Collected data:
* * * * *
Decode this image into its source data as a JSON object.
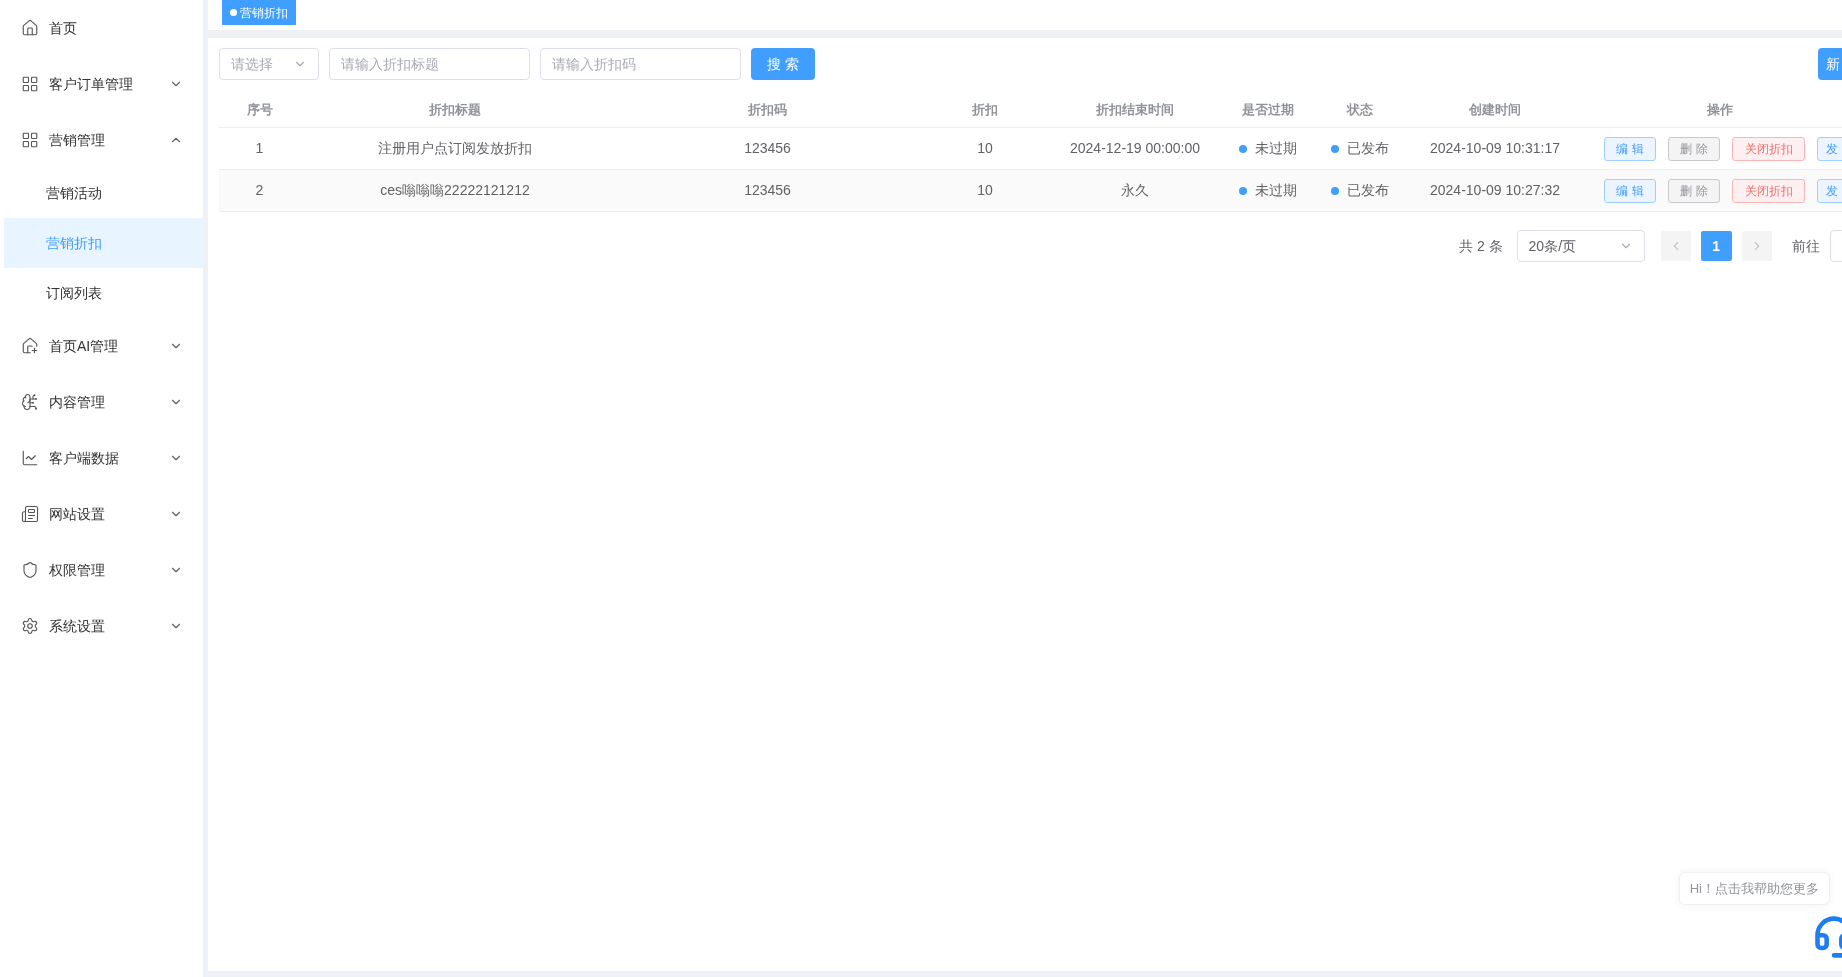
{
  "sidebar": {
    "items": [
      {
        "label": "首页"
      },
      {
        "label": "客户订单管理",
        "expanded": false
      },
      {
        "label": "营销管理",
        "expanded": true,
        "children": [
          {
            "label": "营销活动",
            "selected": false
          },
          {
            "label": "营销折扣",
            "selected": true
          },
          {
            "label": "订阅列表",
            "selected": false
          }
        ]
      },
      {
        "label": "首页AI管理",
        "expanded": false
      },
      {
        "label": "内容管理",
        "expanded": false
      },
      {
        "label": "客户端数据",
        "expanded": false
      },
      {
        "label": "网站设置",
        "expanded": false
      },
      {
        "label": "权限管理",
        "expanded": false
      },
      {
        "label": "系统设置",
        "expanded": false
      }
    ]
  },
  "tags": [
    {
      "label": "营销折扣",
      "selected": true
    }
  ],
  "filters": {
    "select": {
      "placeholder": "请选择"
    },
    "title_input": {
      "placeholder": "请输入折扣标题"
    },
    "code_input": {
      "placeholder": "请输入折扣码"
    },
    "search_button": "搜 索",
    "add_button": "新"
  },
  "table": {
    "columns": [
      "序号",
      "折扣标题",
      "折扣码",
      "折扣",
      "折扣结束时间",
      "是否过期",
      "状态",
      "创建时间",
      "操作"
    ],
    "rows": [
      {
        "cells": [
          "1",
          "注册用户点订阅发放折扣",
          "123456",
          "10",
          "2024-12-19 00:00:00"
        ],
        "expired": "未过期",
        "status": "已发布",
        "created": "2024-10-09 10:31:17",
        "actions": [
          "编 辑",
          "删 除",
          "关闭折扣",
          "发"
        ]
      },
      {
        "cells": [
          "2",
          "ces嗡嗡嗡22222121212",
          "123456",
          "10",
          "永久"
        ],
        "expired": "未过期",
        "status": "已发布",
        "created": "2024-10-09 10:27:32",
        "actions": [
          "编 辑",
          "删 除",
          "关闭折扣",
          "发"
        ]
      }
    ]
  },
  "pagination": {
    "total": "共 2 条",
    "page_size": "20条/页",
    "pages": [
      {
        "label": "1",
        "selected": true
      }
    ],
    "goto": "前往"
  },
  "chat": {
    "bubble": "Hi！点击我帮助您更多"
  }
}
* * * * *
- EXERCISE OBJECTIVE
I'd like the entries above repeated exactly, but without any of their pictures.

- WRITTEN ANSWER
Decode this image into its source data as a JSON object.
{
  "sidebar": {
    "items": [
      {
        "label": "首页"
      },
      {
        "label": "客户订单管理",
        "expanded": false
      },
      {
        "label": "营销管理",
        "expanded": true,
        "children": [
          {
            "label": "营销活动",
            "selected": false
          },
          {
            "label": "营销折扣",
            "selected": true
          },
          {
            "label": "订阅列表",
            "selected": false
          }
        ]
      },
      {
        "label": "首页AI管理",
        "expanded": false
      },
      {
        "label": "内容管理",
        "expanded": false
      },
      {
        "label": "客户端数据",
        "expanded": false
      },
      {
        "label": "网站设置",
        "expanded": false
      },
      {
        "label": "权限管理",
        "expanded": false
      },
      {
        "label": "系统设置",
        "expanded": false
      }
    ]
  },
  "tags": [
    {
      "label": "营销折扣",
      "selected": true
    }
  ],
  "filters": {
    "select": {
      "placeholder": "请选择"
    },
    "title_input": {
      "placeholder": "请输入折扣标题"
    },
    "code_input": {
      "placeholder": "请输入折扣码"
    },
    "search_button": "搜 索",
    "add_button": "新"
  },
  "table": {
    "columns": [
      "序号",
      "折扣标题",
      "折扣码",
      "折扣",
      "折扣结束时间",
      "是否过期",
      "状态",
      "创建时间",
      "操作"
    ],
    "rows": [
      {
        "cells": [
          "1",
          "注册用户点订阅发放折扣",
          "123456",
          "10",
          "2024-12-19 00:00:00"
        ],
        "expired": "未过期",
        "status": "已发布",
        "created": "2024-10-09 10:31:17",
        "actions": [
          "编 辑",
          "删 除",
          "关闭折扣",
          "发"
        ]
      },
      {
        "cells": [
          "2",
          "ces嗡嗡嗡22222121212",
          "123456",
          "10",
          "永久"
        ],
        "expired": "未过期",
        "status": "已发布",
        "created": "2024-10-09 10:27:32",
        "actions": [
          "编 辑",
          "删 除",
          "关闭折扣",
          "发"
        ]
      }
    ]
  },
  "pagination": {
    "total": "共 2 条",
    "page_size": "20条/页",
    "pages": [
      {
        "label": "1",
        "selected": true
      }
    ],
    "goto": "前往"
  },
  "chat": {
    "bubble": "Hi！点击我帮助您更多"
  }
}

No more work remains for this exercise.